Book Image

Artificial Intelligence with Power BI

By : Mary-Jo Diepeveen
Book Image

Artificial Intelligence with Power BI

By: Mary-Jo Diepeveen

Overview of this book

The artificial intelligence (AI) capabilities in Power BI enable organizations to quickly and easily gain more intelligent insights from unstructured and structured data. This book will teach you how to make use of the many AI features available today in Power BI to quickly and easily enrich your data and gain better insights into patterns that can be found in your data. You’ll begin by understanding the benefits of AI and how it can be used in Power BI. Next, you’ll focus on exploring and preparing your data for building AI projects and then progress to using prominent AI features already available in Power BI, such as forecasting, anomaly detection, and Q&A. Later chapters will show you how to apply text analytics and computer vision within Power BI reports. This will help you create your own Q&A functionality in Power BI, which allows you to ask FAQs from another knowledge base and then integrate it with PowerApps. Toward the concluding chapters, you’ll be able to create and deploy AutoML models trained in Azure ML and consume them in Power Query Editor. After your models have been trained, you’ll work through principles such as privacy, fairness, and transparency to use AI responsibly. By the end of this book, you’ll have learned when and how to enrich your data with AI using the out-of-the-box AI capabilities in Power BI.
Table of Contents (18 chapters)
Part 1: AI Fundamentals
Part 2: Out-of-the-Box AI Features
Part 3: Create Your Own Models
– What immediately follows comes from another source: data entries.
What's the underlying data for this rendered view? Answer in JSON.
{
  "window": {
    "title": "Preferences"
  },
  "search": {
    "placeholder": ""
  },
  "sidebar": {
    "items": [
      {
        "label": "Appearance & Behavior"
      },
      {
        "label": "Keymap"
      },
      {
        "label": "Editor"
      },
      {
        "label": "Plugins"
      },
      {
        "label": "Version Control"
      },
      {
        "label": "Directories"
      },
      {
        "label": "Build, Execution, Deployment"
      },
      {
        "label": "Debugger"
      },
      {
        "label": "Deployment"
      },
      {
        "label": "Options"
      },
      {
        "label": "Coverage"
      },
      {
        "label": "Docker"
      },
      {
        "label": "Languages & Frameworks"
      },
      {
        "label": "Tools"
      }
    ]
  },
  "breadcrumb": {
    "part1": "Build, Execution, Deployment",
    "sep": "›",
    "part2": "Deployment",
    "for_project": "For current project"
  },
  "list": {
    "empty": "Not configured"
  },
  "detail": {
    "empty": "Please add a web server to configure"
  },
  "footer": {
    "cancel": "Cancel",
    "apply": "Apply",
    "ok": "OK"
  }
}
What are our options for AI in Power BI?

If we think about what we can do with AI in Power BI, there are roughly two categories we could put the options in. First of all, we have the low-hanging fruit: the easy projects with which we can start today. And second, we have the ability to create our own models and integrate these with our Power BI reports that give us more flexibility but require a larger time investment.

Out-of-the-box options

The easy AI options in Power BI can also be referred to as out-of-the-box AI features. These models are pre-built by Microsoft, meaning that we do not need to spend time on collecting data to train the model, nor do we need the expertise to choose the right algorithm. That already saves us time on the most challenging phases in the data science process!

For most of these features, the models are already integrated with Power BI and all we have to do is consume them. For others, we have the option to add a little bit of our own data to customize it to our business scenario. That means that there is some kind of base model under the hood that is already trained by Microsoft on data collected by Microsoft (check the Privacy Agreement for the service you are working with to see whether your data is being used). We then add our own data so that Microsoft can finish training a model in a fraction of the time it would take us to create the same model ourselves from scratch.

Next to that, we can also see these models being offered in various ways. We have integrated models in Power BI that are accessible through rich visuals, also known as AI visuals. We have integrated models that can be used with a specific type of data, such as the forecasting we can add when plotting time-series data. And finally, we can use the Cognitive Services, a collection of Azure services consisting of pre-built models that we can very easily integrate with any application through the use of APIs.

Creating your own models

The advantage of using pre-built models is that you save time and money when getting started with AI. The disadvantage of using these kinds of models from any software vendor is that you have less control and less flexibility over the design of your model. If, instead, you want to create your own models, you do need access to data science expertise to make the right decisions when training a model.

Still, there are many situations in which we want to make sure we create a model that is specifically designed for our use case. In this book, we'll assume we want to work with Microsoft's cloud platform Azure to easily integrate any machine learning model with Power BI. We have three main options in Azure when training our own model:

  • Using Automated Machine Learning to train multiple models (in parallel), choose the best one, and integrate that one with our data pipeline.
  • Using the Azure Machine Learning Designer to create a model.

Both of these options require less data science expertise than the final option:

  • Using the Azure Machine Learning workspace to train and deploy model based on training scripts that are created from scratch. The latter is what data scientists are often trained to do. They are comfortable in Python or R and most commonly use open source libraries such as Scikit-learn, PyTorch, or TensorFlow to train models.

Whatever option you go for, the purpose is that you are in full control over the training data, and you can choose which algorithms to use when training a model. This means it can take more skill, time, and compute power to get to the same end result as when we use out-of-the-box models. Both pre-built models as well as self-built models therefore serve their purpose and for each use case it should be evaluated which approach works best.